OA Models – Gold and Green
Hence Open Access. Simply put, Open Access means freedom to read and freedom to reuse, or as Peter Suber, one of its chief proponents put it, it is royalty-free literature. Broadly, there are two Open Access models – Gold OA and Green OA. Under Gold OA, the journals arrange for peer review. Springer and Wiley (Asia and the Pacific Policy Studies) are among many publishers that bring out several journals under this model. Green OA differs from Gold OA in that it does not support peer review. It’s a self-archiving model. That is, authors can publish certain versions, typically the pre-print version of the article before it was given to the journal for publication or even the post-print version, in OA repositories such as arXiv. Some of these OA repositories also allow the article to be made available after an embargo period.
Publishing Costs and Business Models under OA
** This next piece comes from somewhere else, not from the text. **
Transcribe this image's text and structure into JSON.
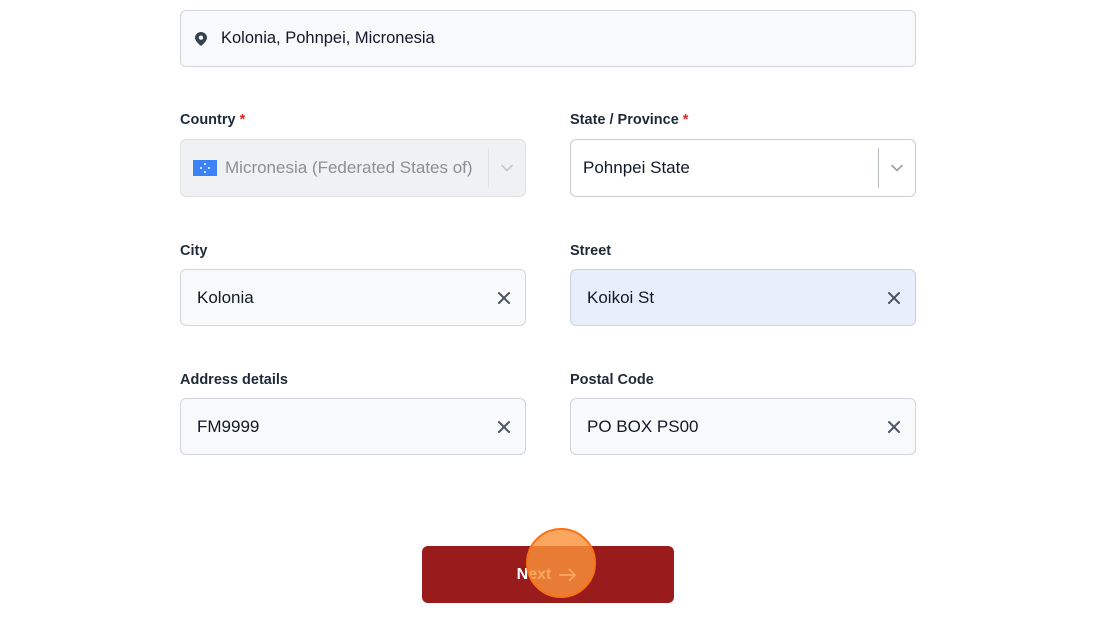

Note that Open Access does not mean that there are no costs. A non-profit OA publisher may incur a cost of $1500 on average per article. For large journal publications, it may go as high as $4000 per article. According to a report that studied publishing costs across the UK, publishers incur costs of publication (typesetting, etc.) and distribution, both of which minus non-peer review costs make up 3% of total costs. Some publishers invest in innovation to develop tools to support the research fraternity. Thus, a publisher has significant costs; subscription fee is one of the many ways to recover them.
There are many business models that publishers can consider. Usually, the sponsor of the author bears the cost of the article, drily called Article Processing Costs (APC). Some publishers give options for a block purchase of APCs with lucrative discounts. Still, others waive the fee for authors whose institutions have purchased an annual membership. Suber estimates that about 75% of all OA publishers do not charge APC; when a fee is charged, it is borne by the sponsor in 88% of the cases. Almost all journal publishers have a hybrid model of publishing; some of the content is available under OA while the rest remains behind a paywall. A study estimates that between 2009 and 2016, the number of journals with the hybrid model has grown from 2000 to 10000.
Despite this, OA journals still comprise only 5-9% of the market value, according to a study. So why should publishers consider OA model? Primarily because of growth. With the rise of offsetting agreements and the growth of powerful library consortia, the popularity of OA is on the rise. More than 50% of library publishers have started collaborating with learned societies, non-profit publishing houses that are contributing to research development, and the journals published by them are OA. Clearly, OA is there to stay.
As libraries and institutions drive hard-nosed negotiations, we will see more and more OA-based offerings in the future. As a result, publishers will have to ensure wider content delivery options, with a great focus on digital publishing.